2006 Projects

August 12, 2006

Dear Friends:

Welcome to your August 2006 report for The $10 Club.

Hajji Monsour is nine years old. He arrived at the Destitute Refugee Camp in Nigeria in 2003 after his father was killed in the religious conflict in northern Nigeria. “My mother is a blind woman,” he writes, and “our only source of living is begging for money in the streets of Lagos. I used to follow my mother around to beg for money because there is no means for me to attend school. I would like to be educated like other children.”

Nigeria is Africa’s most populous country, but also ranks among the world’s poorest, ranking at 158 (out of 177) on the United Nations Human Development Index. Life expectancy in the country is 43 years old and average per capita income is less than $3 a day. The vast majority of Nigerians, however, earn far less than that.

In 1997, the World Hope Foundation (WHF) was established “to provide humanitarian relief to those individuals and families devastated by poverty, illness, natural disasters, and conflict.” Nigeria is home to hundreds of thousands of people displaced internally by land conflicts, religious fighting, and ethnic clashes. Countless refugees from neighboring African countries join dislocated Nigerians in refugee camps such as Destitute.

These refugees and internally displaced people suffer from poor environmental conditions, food shortages, substandard or non-existent health care, lack of potable water and sanitation facilities, and deficient educational opportunities for refugee children.

There is currently a nursery and primary school operating at the entrance to the Destitute Refugee Camp, run by the Salvation Army. Children there range from 2 to 13 years old, and they are taught English, math, science, social studies, and arts and crafts.

This month, 330 of us joined together to donate $3,300 to the World Hope Foundation to provide 197 children at the school with uniforms, notebooks, pens and pencils, drawing books, rulers, and other school supplies—enough to last a full year. These supplies will go a long way toward fulfilling their educational needs. As students will start their studies again in the first week of September, this grant is particularly timely. Thank you.

Poor Africans, especially in Nigeria, need so much help and, although our resources are limited, I’m very pleased that we were able to assist them in this modest way. Being educated will dramatically improve the chances that these children will someday climb out of their current destitution. And when that day comes, it will be in large part due to your generosity.
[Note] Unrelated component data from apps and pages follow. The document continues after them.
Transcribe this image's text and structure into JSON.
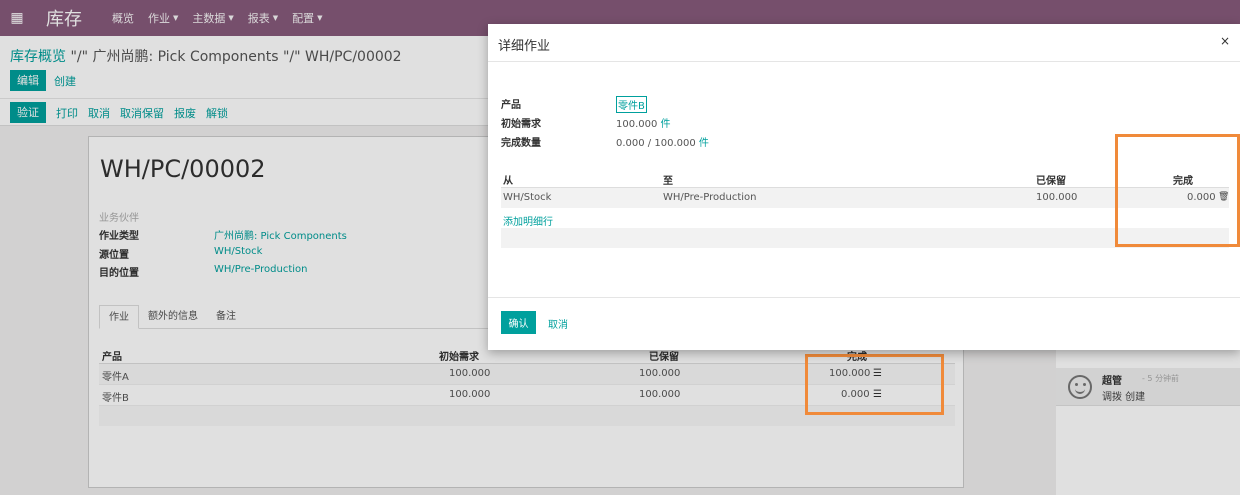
{
  "navbar": {
    "brand": "库存",
    "menu": [
      {
        "label": "概览",
        "caret": false
      },
      {
        "label": "作业",
        "caret": true
      },
      {
        "label": "主数据",
        "caret": true
      },
      {
        "label": "报表",
        "caret": true
      },
      {
        "label": "配置",
        "caret": true
      }
    ]
  },
  "breadcrumb": {
    "root": "库存概览",
    "rest": " \"/\" 广州尚鹏: Pick Components \"/\" WH/PC/00002"
  },
  "buttons": {
    "edit": "编辑",
    "create": "创建"
  },
  "statusbar": {
    "validate": "验证",
    "actions": [
      "打印",
      "取消",
      "取消保留",
      "报废",
      "解锁"
    ]
  },
  "sheet": {
    "title": "WH/PC/00002",
    "fields": [
      {
        "label": "业务伙伴",
        "value": "",
        "muted": true
      },
      {
        "label": "作业类型",
        "value": "广州尚鹏: Pick Components",
        "muted": false
      },
      {
        "label": "源位置",
        "value": "WH/Stock",
        "muted": false
      },
      {
        "label": "目的位置",
        "value": "WH/Pre-Production",
        "muted": false
      }
    ],
    "tabs": [
      "作业",
      "额外的信息",
      "备注"
    ],
    "table": {
      "headers": {
        "product": "产品",
        "demand": "初始需求",
        "reserved": "已保留",
        "done": "完成"
      },
      "rows": [
        {
          "product": "零件A",
          "demand": "100.000",
          "reserved": "100.000",
          "done": "100.000"
        },
        {
          "product": "零件B",
          "demand": "100.000",
          "reserved": "100.000",
          "done": "0.000"
        }
      ]
    }
  },
  "chatter": {
    "author": "超管",
    "time": "- 5 分钟前",
    "text": "调拨 创建"
  },
  "modal": {
    "title": "详细作业",
    "close": "×",
    "product_label": "产品",
    "product_value": "零件B",
    "demand_label": "初始需求",
    "demand_value": "100.000",
    "demand_unit": "件",
    "done_label": "完成数量",
    "done_value": "0.000 / 100.000",
    "done_unit": "件",
    "table": {
      "headers": {
        "from": "从",
        "to": "至",
        "reserved": "已保留",
        "done": "完成"
      },
      "rows": [
        {
          "from": "WH/Stock",
          "to": "WH/Pre-Production",
          "reserved": "100.000",
          "done": "0.000"
        }
      ]
    },
    "add_line": "添加明细行",
    "confirm": "确认",
    "cancel": "取消"
  },
  "colors": {
    "brand": "#875a7b",
    "accent": "#00a09d",
    "highlight": "#f08a3a"
  },
  "icons": [
    "apps-icon",
    "caret-down-icon",
    "list-icon",
    "trash-icon",
    "close-icon",
    "smiley-avatar-icon"
  ]
}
Saving the world, ten dollars at a time,

The $10 Club is a nonprofit corporation registered in the District of Columbia.
Contributions are exempt from federal income tax under Section 501(c)(3) of the Internal Revenue Code.

The $10 Club 2040 Tunlaw Rd., NW Washington, DC 20007 (202) 337-3123 adam@thetendollarclub.org